I, with all the grace and finesse of an elephant comind down from an acid trip, put on a shirt to supplement my shorts, and a few drops of saline into my blurry eyes. I head to the stairwell dazed and confused, uncertain of what time it is, what's going on, or what I'm doing. All my floormates are similarly herding like brainwashed cattle( or Moby fans) towards the green light at the bottom of the four flights of stairs. As I get to the door out of the building I witness the worst possible scenario for something like this. It's very cold, very windy

and raining.


The second I step out the door wind whips around the corner of Simmons carrying with it both rain and what I can only suspect are the tears of my fellow residents, soaking me in ice cold sadness. I head as quickly as I can for the overhang off the side of simmons that exists for just such terrible occasions. It's full of people, who HAVE UMBRELLAS. I stand right outside the overhang, clearly miserable and shivering as a guy in a coat with an umbrella looks at me and continues to use his umbrella to shield him from nothing. Seriously? Does it make me a bad person to think that having a coat and umbrella means you should let people who don't have your place in the dry spot? Then comes the waiting:
5 Minutes- I'm shivering pretty hard now

10 Minutes- I'm very much awake and aware of how much it sucks to be outside in the rain while it's cold.

20 Minutes- I'm searching the crowd for a virgin to sacrifice and appease the angered gods.

30 Minutes- Appeasement is futile. God has forsaken Simmons Hall.

45 Minutes- Fireman tells us we're clear to go back in. It was all a false alarm, someone was smoking in the gym.

Let me repeat that. An MIT student, arguably one of the smartest people in the country, was smoking in a room that is very clearly FILLED with smoke detectors. What did they think was going to happen?

That brings me to where I am now, cold, wet, and stalking facebook profiles to find out who lives near the gym who also smokes....

Wednesday, September 3, 2008


My laptop is now connected to a-- ready?

30" computer monitor.

that's right. 30. Freaking. Inches.

And how much did I pay for this?



Tuesday, September 2, 2008

Class Schedule

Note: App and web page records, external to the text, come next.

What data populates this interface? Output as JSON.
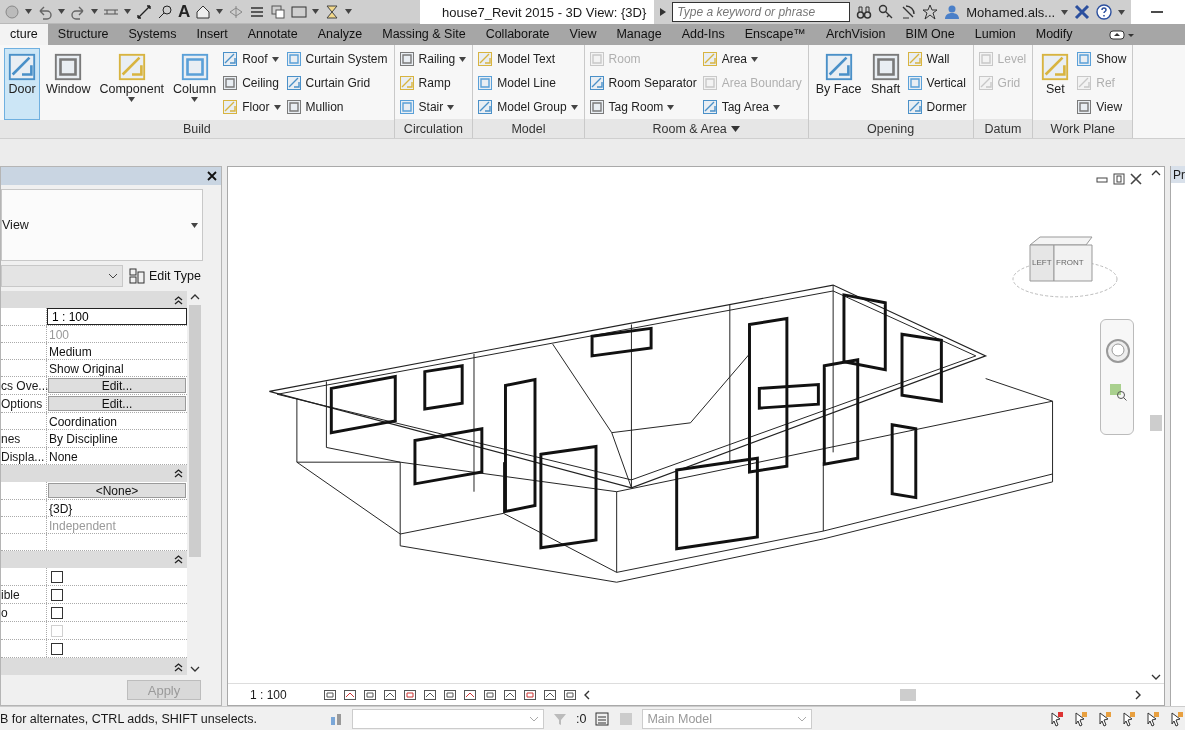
{
  "title_bar": {
    "text_glyph": "A",
    "title": "house7_Revit 2015 - 3D View: {3D}",
    "search": {
      "placeholder": "Type a keyword or phrase"
    },
    "user": "Mohamed.als..."
  },
  "tabs": [
    {
      "label": "cture",
      "selected": true
    },
    {
      "label": "Structure",
      "selected": false
    },
    {
      "label": "Systems",
      "selected": false
    },
    {
      "label": "Insert",
      "selected": false
    },
    {
      "label": "Annotate",
      "selected": false
    },
    {
      "label": "Analyze",
      "selected": false
    },
    {
      "label": "Massing & Site",
      "selected": false
    },
    {
      "label": "Collaborate",
      "selected": false
    },
    {
      "label": "View",
      "selected": false
    },
    {
      "label": "Manage",
      "selected": false
    },
    {
      "label": "Add-Ins",
      "selected": false
    },
    {
      "label": "Enscape™",
      "selected": false
    },
    {
      "label": "ArchVision",
      "selected": false
    },
    {
      "label": "BIM One",
      "selected": false
    },
    {
      "label": "Lumion",
      "selected": false
    },
    {
      "label": "Modify",
      "selected": false
    }
  ],
  "ribbon": {
    "panels": [
      {
        "label": "Build",
        "dropdown": false,
        "items": [
          {
            "label": "Door",
            "kind": "large",
            "selected": true,
            "dropdown": false,
            "disabled": false
          },
          {
            "label": "Window",
            "kind": "large",
            "selected": false,
            "dropdown": false,
            "disabled": false
          },
          {
            "label": "Component",
            "kind": "large",
            "selected": false,
            "dropdown": true,
            "disabled": false
          },
          {
            "label": "Column",
            "kind": "large",
            "selected": false,
            "dropdown": true,
            "disabled": false
          },
          {
            "label": "Roof",
            "kind": "small",
            "selected": false,
            "dropdown": true,
            "disabled": false
          },
          {
            "label": "Ceiling",
            "kind": "small",
            "selected": false,
            "dropdown": false,
            "disabled": false
          },
          {
            "label": "Floor",
            "kind": "small",
            "selected": false,
            "dropdown": true,
            "disabled": false
          },
          {
            "label": "Curtain System",
            "kind": "small",
            "selected": false,
            "dropdown": false,
            "disabled": false
          },
          {
            "label": "Curtain Grid",
            "kind": "small",
            "selected": false,
            "dropdown": false,
            "disabled": false
          },
          {
            "label": "Mullion",
            "kind": "small",
            "selected": false,
            "dropdown": false,
            "disabled": false
          }
        ]
      },
      {
        "label": "Circulation",
        "dropdown": false,
        "items": [
          {
            "label": "Railing",
            "kind": "small",
            "selected": false,
            "dropdown": true,
            "disabled": false
          },
          {
            "label": "Ramp",
            "kind": "small",
            "selected": false,
            "dropdown": false,
            "disabled": false
          },
          {
            "label": "Stair",
            "kind": "small",
            "selected": false,
            "dropdown": true,
            "disabled": false
          }
        ]
      },
      {
        "label": "Model",
        "dropdown": false,
        "items": [
          {
            "label": "Model Text",
            "kind": "small",
            "selected": false,
            "dropdown": false,
            "disabled": false
          },
          {
            "label": "Model Line",
            "kind": "small",
            "selected": false,
            "dropdown": false,
            "disabled": false
          },
          {
            "label": "Model Group",
            "kind": "small",
            "selected": false,
            "dropdown": true,
            "disabled": false
          }
        ]
      },
      {
        "label": "Room & Area",
        "dropdown": true,
        "items": [
          {
            "label": "Room",
            "kind": "small",
            "selected": false,
            "dropdown": false,
            "disabled": true
          },
          {
            "label": "Room Separator",
            "kind": "small",
            "selected": false,
            "dropdown": false,
            "disabled": false
          },
          {
            "label": "Tag Room",
            "kind": "small",
            "selected": false,
            "dropdown": true,
            "disabled": false
          },
          {
            "label": "Area",
            "kind": "small",
            "selected": false,
            "dropdown": true,
            "disabled": false
          },
          {
            "label": "Area Boundary",
            "kind": "small",
            "selected": false,
            "dropdown": false,
            "disabled": true
          },
          {
            "label": "Tag Area",
            "kind": "small",
            "selected": false,
            "dropdown": true,
            "disabled": false
          }
        ]
      },
      {
        "label": "Opening",
        "dropdown": false,
        "items": [
          {
            "label": "By Face",
            "kind": "large",
            "selected": false,
            "dropdown": false,
            "disabled": false
          },
          {
            "label": "Shaft",
            "kind": "large",
            "selected": false,
            "dropdown": false,
            "disabled": false
          },
          {
            "label": "Wall",
            "kind": "small",
            "selected": false,
            "dropdown": false,
            "disabled": false
          },
          {
            "label": "Vertical",
            "kind": "small",
            "selected": false,
            "dropdown": false,
            "disabled": false
          },
          {
            "label": "Dormer",
            "kind": "small",
            "selected": false,
            "dropdown": false,
            "disabled": false
          }
        ]
      },
      {
        "label": "Datum",
        "dropdown": false,
        "items": [
          {
            "label": "Level",
            "kind": "small",
            "selected": false,
            "dropdown": false,
            "disabled": true
          },
          {
            "label": "Grid",
            "kind": "small",
            "selected": false,
            "dropdown": false,
            "disabled": true
          }
        ]
      },
      {
        "label": "Work Plane",
        "dropdown": false,
        "items": [
          {
            "label": "Set",
            "kind": "large",
            "selected": false,
            "dropdown": false,
            "disabled": false
          },
          {
            "label": "Show",
            "kind": "small",
            "selected": false,
            "dropdown": false,
            "disabled": false
          },
          {
            "label": "Ref",
            "kind": "small",
            "selected": false,
            "dropdown": false,
            "disabled": true
          },
          {
            "label": "View",
            "kind": "small",
            "selected": false,
            "dropdown": false,
            "disabled": false
          }
        ]
      }
    ]
  },
  "properties": {
    "type_name": "View",
    "edit_type": "Edit Type",
    "sections": [
      {
        "expanded": true,
        "rows": [
          {
            "kind": "field",
            "value": "1 : 100"
          },
          {
            "kind": "text",
            "value": "100",
            "disabled": true
          },
          {
            "kind": "text",
            "value": "Medium",
            "disabled": false
          },
          {
            "kind": "text",
            "value": "Show Original",
            "disabled": false
          },
          {
            "kind": "button",
            "label": "cs Ove...",
            "value": "Edit..."
          },
          {
            "kind": "button",
            "label": "Options",
            "value": "Edit..."
          },
          {
            "kind": "text",
            "value": "Coordination",
            "disabled": false
          },
          {
            "kind": "text",
            "label": "nes",
            "value": "By Discipline",
            "disabled": false
          },
          {
            "kind": "text",
            "label": "Displa...",
            "value": "None",
            "disabled": false
          }
        ]
      },
      {
        "expanded": true,
        "rows": [
          {
            "kind": "button",
            "value": "<None>"
          },
          {
            "kind": "text",
            "value": "{3D}",
            "disabled": false
          },
          {
            "kind": "text",
            "value": "Independent",
            "disabled": true
          },
          {
            "kind": "empty"
          }
        ]
      },
      {
        "expanded": true,
        "rows": [
          {
            "kind": "checkbox",
            "checked": false,
            "disabled": false
          },
          {
            "kind": "checkbox",
            "label": "ible",
            "checked": false,
            "disabled": false
          },
          {
            "kind": "checkbox",
            "label": "o",
            "checked": false,
            "disabled": false
          },
          {
            "kind": "checkbox",
            "checked": false,
            "disabled": true
          },
          {
            "kind": "checkbox",
            "checked": false,
            "disabled": false
          }
        ]
      },
      {
        "expanded": true
      }
    ],
    "apply": {
      "label": "Apply",
      "disabled": true
    }
  },
  "viewport": {
    "viewcube_faces": [
      "LEFT",
      "FRONT"
    ],
    "scale": "1 : 100"
  },
  "project_browser": {
    "tab": "Pr"
  },
  "status_bar": {
    "hint": "B for alternates, CTRL adds, SHIFT unselects.",
    "filter_count": ":0",
    "model": "Main Model"
  }
}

Thus far. Though, 18.01 is definitely going to change to either 18.01A, or 18.014, I haven't decided which yet. Not too bad, no class before 11, one on friday, I could get used to that. =)